When we invest in mass transportation what are we getting for our money? What is the return on investment on the purchase of a bus? In creating density? Is the only consideration in hard dollars? Or there other things, stuff, we get that we can’t put a price on? Since density predicts the market for public transportation, creating density is a goal. Density can mean several things. It can mean opportunities for economic growth and we will get to that. Density can refer to the number of people in a location. We can densify a section of town without increasing population in the region. But creating density can also mean something even more valuable. It means creating community. If we create community we also have a sense of belonging, real human connection.
One of the best examples of a strong community is found in the study of The Roseto Effect. Italian immigrants founded the town of Roseto PA in 1912. They built a village where everything was within walking distance. All the houses faced the street with large front porches. The homes had large back yards filled with vegetable gardens, and a pig or a cow. If you were hungry a neighbor would gladly share some food with you. There was no social anxiety because friends and family took care of you when you got old. Most everyone worked in the local granite quarry. In Italy their parents ate plenty of vegetables, fruits, nuts, and seafood. In Roseto seafood wasn’t available so they replaced seafood with pork. When one of them walked home from church, or school or work, they passed front porches fulled with friends and family. They invited each other up on the porch to shared a glass of wine. The adults smoked unfiltered cigars and cigarettes. Then they went home to eat large amounts of food cooked in lard.
Given the lifestyle, diet and so on, people here should have dropped like flies. However in 1964 medical researchers discovered that no one in Roseto under the age of fifty ever suffered a heart attack or stroke. People in the town regularly worked in the granite quarry into their eighties. Roseto had the most people in the US who lived into their hundreds of years. People lived into advanced old age in spite of their diet, smoking, alcohol intake, and at least twenty percent of them lived below the poverty line. Yet everyone expressed a deep contentment with life.
There have been a number of theories floated about how The Roseto Effect worked. Such as strong family ties, that sense of contentment even in poverty, and I’m sure someone along the way chimed in with genetics. All these factors are legitimate. But I find that perhaps the best explanation is related to family ties: the sense of community. A strong social network built on walking among your fellow human beings, talking to each other, relating, teaching each other, and exchanging ideas. Nothing beats it for a long and happy life. Or at least that is the conclusion we get from The Roseto Effect.

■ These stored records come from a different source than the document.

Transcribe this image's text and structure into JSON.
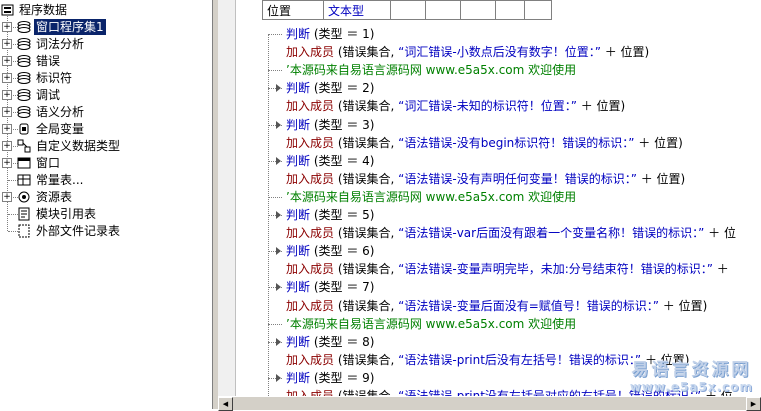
{
  "tree": {
    "root": "程序数据",
    "items": [
      {
        "label": "窗口程序集1",
        "icon": "folder-pages-icon",
        "expander": "+",
        "selected": true
      },
      {
        "label": "词法分析",
        "icon": "folder-pages-icon",
        "expander": "+"
      },
      {
        "label": "错误",
        "icon": "folder-pages-icon",
        "expander": "+"
      },
      {
        "label": "标识符",
        "icon": "folder-pages-icon",
        "expander": "+"
      },
      {
        "label": "调试",
        "icon": "folder-pages-icon",
        "expander": "+"
      },
      {
        "label": "语义分析",
        "icon": "folder-pages-icon",
        "expander": "+"
      },
      {
        "label": "全局变量",
        "icon": "database-icon",
        "expander": "+"
      },
      {
        "label": "自定义数据类型",
        "icon": "data-type-icon",
        "expander": "+"
      },
      {
        "label": "窗口",
        "icon": "window-icon",
        "expander": "+"
      },
      {
        "label": "常量表...",
        "icon": "constant-icon",
        "expander": ""
      },
      {
        "label": "资源表",
        "icon": "resource-icon",
        "expander": "+"
      },
      {
        "label": "模块引用表",
        "icon": "module-icon",
        "expander": ""
      },
      {
        "label": "外部文件记录表",
        "icon": "file-icon",
        "expander": ""
      }
    ]
  },
  "vars_table": {
    "row": [
      "位置",
      "文本型",
      "",
      "",
      "",
      "",
      ""
    ]
  },
  "code_lines": [
    {
      "indent": 1,
      "type": "if",
      "kw": "判断",
      "rest": " (类型 ＝ 1)",
      "arrow": false
    },
    {
      "indent": 2,
      "type": "cmd",
      "kw": "加入成员",
      "pre": " (错误集合, ",
      "str": "“词汇错误-小数点后没有数字！位置：”",
      "post": " ＋ 位置)"
    },
    {
      "indent": 1,
      "type": "cmt",
      "text": "’本源码来自易语言源码网 www.e5a5x.com  欢迎使用"
    },
    {
      "indent": 1,
      "type": "if",
      "kw": "判断",
      "rest": " (类型 ＝ 2)",
      "arrow": true
    },
    {
      "indent": 2,
      "type": "cmd",
      "kw": "加入成员",
      "pre": " (错误集合, ",
      "str": "“词汇错误-未知的标识符！位置：”",
      "post": " ＋ 位置)"
    },
    {
      "indent": 1,
      "type": "if",
      "kw": "判断",
      "rest": " (类型 ＝ 3)",
      "arrow": true
    },
    {
      "indent": 2,
      "type": "cmd",
      "kw": "加入成员",
      "pre": " (错误集合, ",
      "str": "“语法错误-没有begin标识符！错误的标识：”",
      "post": " ＋ 位置)"
    },
    {
      "indent": 1,
      "type": "if",
      "kw": "判断",
      "rest": " (类型 ＝ 4)",
      "arrow": true
    },
    {
      "indent": 2,
      "type": "cmd",
      "kw": "加入成员",
      "pre": " (错误集合, ",
      "str": "“语法错误-没有声明任何变量！错误的标识：”",
      "post": " ＋ 位置)"
    },
    {
      "indent": 1,
      "type": "cmt",
      "text": "’本源码来自易语言源码网 www.e5a5x.com  欢迎使用"
    },
    {
      "indent": 1,
      "type": "if",
      "kw": "判断",
      "rest": " (类型 ＝ 5)",
      "arrow": true
    },
    {
      "indent": 2,
      "type": "cmd",
      "kw": "加入成员",
      "pre": " (错误集合, ",
      "str": "“语法错误-var后面没有跟着一个变量名称！错误的标识：”",
      "post": " ＋ 位"
    },
    {
      "indent": 1,
      "type": "if",
      "kw": "判断",
      "rest": " (类型 ＝ 6)",
      "arrow": true
    },
    {
      "indent": 2,
      "type": "cmd",
      "kw": "加入成员",
      "pre": " (错误集合, ",
      "str": "“语法错误-变量声明完毕，未加:分号结束符！错误的标识：”",
      "post": " ＋"
    },
    {
      "indent": 1,
      "type": "if",
      "kw": "判断",
      "rest": " (类型 ＝ 7)",
      "arrow": true
    },
    {
      "indent": 2,
      "type": "cmd",
      "kw": "加入成员",
      "pre": " (错误集合, ",
      "str": "“语法错误-变量后面没有=赋值号！错误的标识：”",
      "post": " ＋ 位置)"
    },
    {
      "indent": 1,
      "type": "cmt",
      "text": "’本源码来自易语言源码网 www.e5a5x.com  欢迎使用"
    },
    {
      "indent": 1,
      "type": "if",
      "kw": "判断",
      "rest": " (类型 ＝ 8)",
      "arrow": true
    },
    {
      "indent": 2,
      "type": "cmd",
      "kw": "加入成员",
      "pre": " (错误集合, ",
      "str": "“语法错误-print后没有左括号！错误的标识：”",
      "post": " ＋ 位置)"
    },
    {
      "indent": 1,
      "type": "if",
      "kw": "判断",
      "rest": " (类型 ＝ 9)",
      "arrow": true
    },
    {
      "indent": 2,
      "type": "cmd",
      "kw": "加入成员",
      "pre": " (错误集合, ",
      "str": "“语法错误-print没有左括号对应的右括号！错误的标识：”",
      "post": " ＋ 位"
    }
  ],
  "watermark": {
    "line1": "易语言资源网",
    "line2": "www.e5a5x.com"
  },
  "colors": {
    "selection": "#0a246a",
    "keyword": "#0000c0",
    "command": "#8b0000",
    "comment": "#008000"
  }
}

Now how to build this information into our Smart Neighborhood? We can’t force people into community but we can copy some of the physical qualities into the SNI. Let’s start with a wide walkable street along the Razorback Trail or an extension of the same. These streets/trails lead to a station for buses, perhaps a train, with racks for bikes or scooters, a driveway for cars, or even a parking garage. On one side of the street/walking trail are houses with big front porches, while on the other side are the stores that offer retail shopping. This way people go to or arrive at the station, walk home, or walk to shopping via the trail. The residents are among people they know. Knowing everyone is the area will reduce crime too.

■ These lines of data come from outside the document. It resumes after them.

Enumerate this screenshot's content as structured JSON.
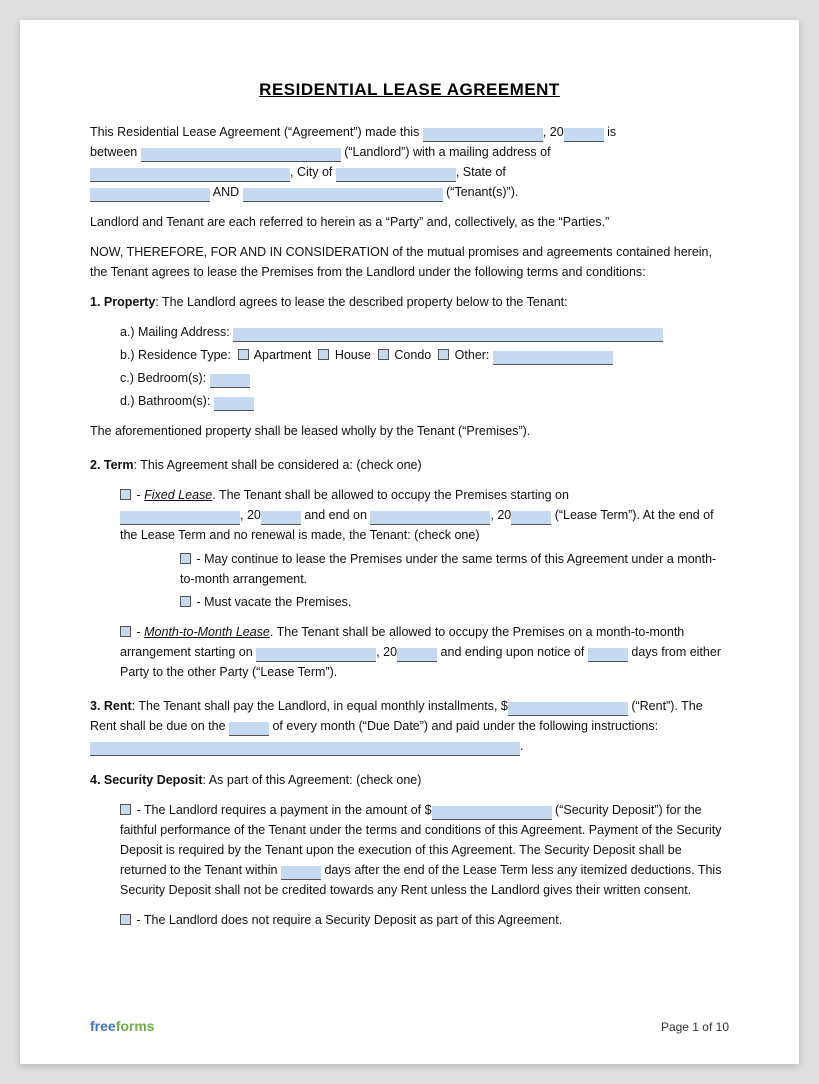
{
  "title": "RESIDENTIAL LEASE AGREEMENT",
  "intro": {
    "line1a": "This Residential Lease Agreement (“Agreement”) made this ",
    "line1b": ", 20",
    "line1c": " is",
    "line2a": "between ",
    "line2b": " (“Landlord”) with a mailing address of",
    "line3a": ", City of ",
    "line3b": ", State of",
    "line4a": " AND ",
    "line4b": " (“Tenant(s)”)."
  },
  "parties_note": "Landlord and Tenant are each referred to herein as a “Party” and, collectively, as the “Parties.”",
  "consideration": "NOW, THEREFORE, FOR AND IN CONSIDERATION of the mutual promises and agreements contained herein, the Tenant agrees to lease the Premises from the Landlord under the following terms and conditions:",
  "section1": {
    "header": "1. Property",
    "text": ": The Landlord agrees to lease the described property below to the Tenant:",
    "a_label": "a.)  Mailing Address:",
    "b_label": "b.)  Residence Type:",
    "b_options": [
      "Apartment",
      "House",
      "Condo",
      "Other:"
    ],
    "c_label": "c.)  Bedroom(s):",
    "d_label": "d.)  Bathroom(s):",
    "closing": "The aforementioned property shall be leased wholly by the Tenant (“Premises”)."
  },
  "section2": {
    "header": "2. Term",
    "text": ": This Agreement shall be considered a: (check one)",
    "fixed_label": "Fixed Lease",
    "fixed_text1": ". The Tenant shall be allowed to occupy the Premises starting on",
    "fixed_text2": ", 20",
    "fixed_text3": " and end on ",
    "fixed_text4": ", 20",
    "fixed_text5": " (“Lease Term”). At the end of the Lease Term and no renewal is made, the Tenant: (check one)",
    "option1": "- May continue to lease the Premises under the same terms of this Agreement under a month-to-month arrangement.",
    "option2": "- Must vacate the Premises.",
    "month_label": "Month-to-Month Lease",
    "month_text1": ". The Tenant shall be allowed to occupy the Premises on a month-to-month arrangement starting on ",
    "month_text2": ", 20",
    "month_text3": " and ending upon notice of ",
    "month_text4": " days from either Party to the other Party (“Lease Term”)."
  },
  "section3": {
    "header": "3. Rent",
    "text1": ": The Tenant shall pay the Landlord, in equal monthly installments, $",
    "text2": " (“Rent”). The Rent shall be due on the ",
    "text3": " of every month (“Due Date”) and paid under the following instructions: ",
    "text3_end": "."
  },
  "section4": {
    "header": "4. Security Deposit",
    "text": ": As part of this Agreement: (check one)",
    "option1_text1": "- The Landlord requires a payment in the amount of $",
    "option1_text2": " (“Security Deposit”) for the faithful performance of the Tenant under the terms and conditions of this Agreement. Payment of the Security Deposit is required by the Tenant upon the execution of this Agreement. The Security Deposit shall be returned to the Tenant within ",
    "option1_text3": " days after the end of the Lease Term less any itemized deductions. This Security Deposit shall not be credited towards any Rent unless the Landlord gives their written consent.",
    "option2_text": "- The Landlord does not require a Security Deposit as part of this Agreement."
  },
  "footer": {
    "logo_free": "free",
    "logo_forms": "forms",
    "page_label": "Page 1 of 10"
  }
}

If there are streets for cars, or delivery trucks, these are behind the houses. The houses with garages have the entrance behind the house too. The blocks are short, the streets a bit narrow with a canopy of trees. Blocks like this tend to cause people to slow down. This is much better than the speed bumps or speed tables that damage cars tires and suspension.
In the Strong Towns article about Kansas City we find that you don’t have to jam people together into small cramped living quarters to achieve density. The houses in the Smart Neighborhood can be duplexes, triplexes, or quadraplexes for affordable housing. For our purposes affordable housing is housing that a working person can buy or rent on their wages. We can also include housing for the poor as well which may be the same type of housing or most likely will be apartments.

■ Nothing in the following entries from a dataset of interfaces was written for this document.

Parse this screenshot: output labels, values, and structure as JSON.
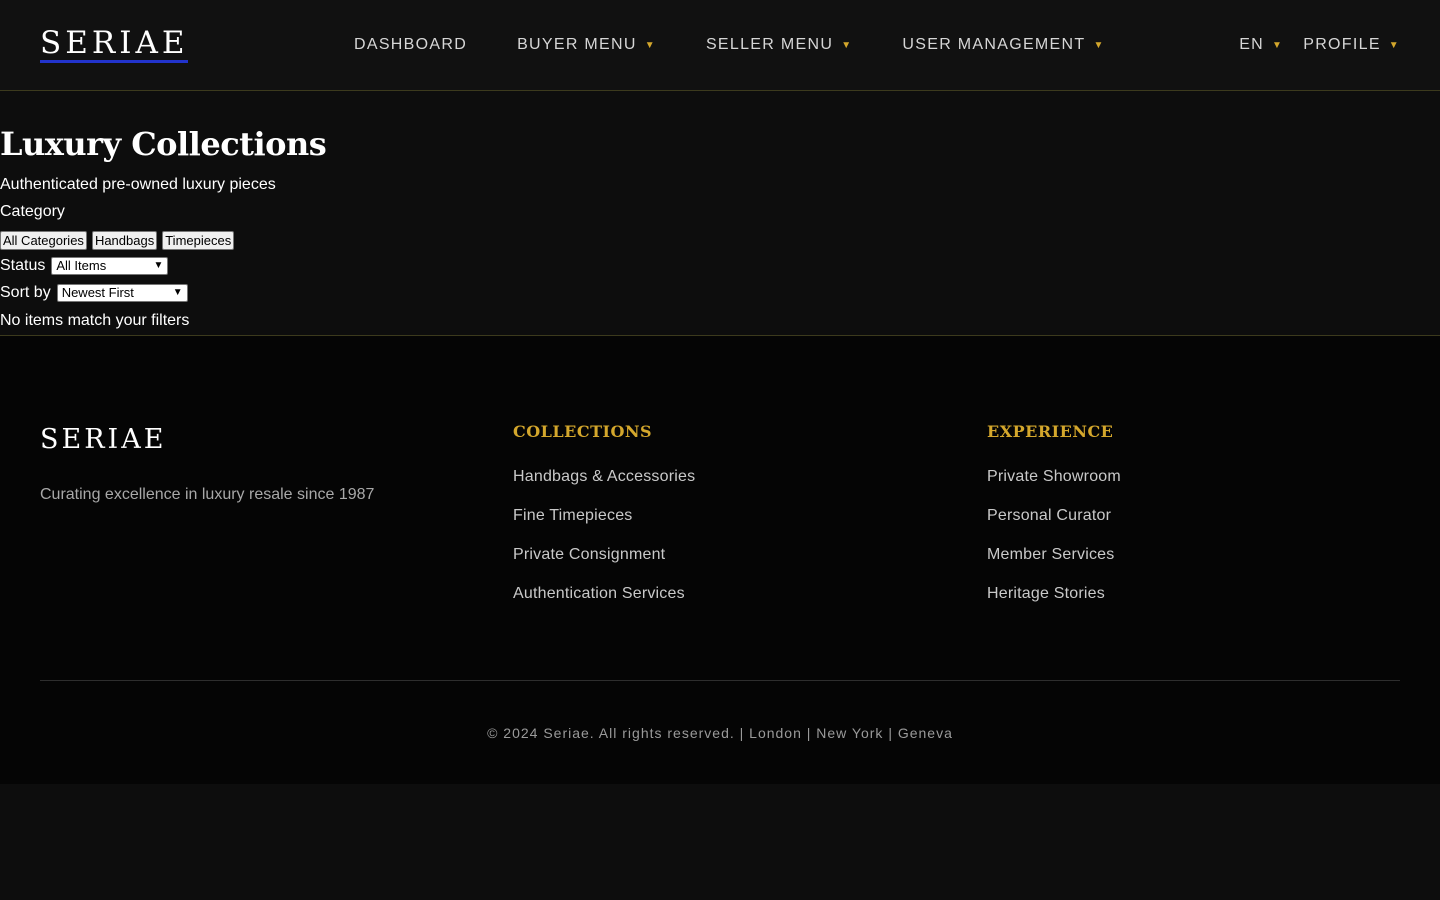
{
  "brand": {
    "logo": "SERIAE"
  },
  "nav": {
    "items": [
      {
        "label": "DASHBOARD",
        "dropdown": false
      },
      {
        "label": "BUYER MENU",
        "dropdown": true
      },
      {
        "label": "SELLER MENU",
        "dropdown": true
      },
      {
        "label": "USER MANAGEMENT",
        "dropdown": true
      }
    ],
    "language": "EN",
    "profile": "PROFILE",
    "caret": "▼"
  },
  "main": {
    "title": "Luxury Collections",
    "subtitle": "Authenticated pre-owned luxury pieces",
    "category_label": "Category",
    "categories": [
      "All Categories",
      "Handbags",
      "Timepieces"
    ],
    "status_label": "Status",
    "status_value": "All Items",
    "sort_label": "Sort by",
    "sort_value": "Newest First",
    "empty_message": "No items match your filters"
  },
  "footer": {
    "logo": "SERIAE",
    "tagline": "Curating excellence in luxury resale since 1987",
    "collections": {
      "heading": "COLLECTIONS",
      "links": [
        "Handbags & Accessories",
        "Fine Timepieces",
        "Private Consignment",
        "Authentication Services"
      ]
    },
    "experience": {
      "heading": "EXPERIENCE",
      "links": [
        "Private Showroom",
        "Personal Curator",
        "Member Services",
        "Heritage Stories"
      ]
    },
    "copyright": "© 2024 Seriae. All rights reserved. | London | New York | Geneva"
  },
  "colors": {
    "accent": "#d4a72c",
    "background": "#0d0d0d",
    "navbar": "#111111",
    "footer": "#050505"
  }
}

I kind of like the idea of a series of duplex houses arranged around the perimeter of a block with the interior made up a playground and garden. We can play with layouts but the goal is to make this livable and inviting for residents. We want people to move into our Smart Neighborhood.
The layout of the Smart Neighborhood reduces, and if the mass transit system is extensive enough, may eliminate, the need for a car. I like cars myself, so I would like to have one. It will be up to each citizen to determine if they want a car or not. This gives us more freedom. Including the freedom from having to own a car.
No one will be forced to live in the Smart Neighborhood. You can live out in the county if you like. Or live in one of those McMansions in a suburb. My hope is that there will be enough people who want to live here that we don’t end up destroying the beauty of the Ozarks. Mostly we can encourage a strong sense of community, something that money can’t buy, investors or governments can’t plan. We can build this together. A strong social network can lead to better health, a cleaner environment, safer neighborhoods, and a balanced budget with the right priorities. A better metric for the success of mass transportation than mere dollars.
Here is a link to a Strong Towns blog about walkable neighborhoods.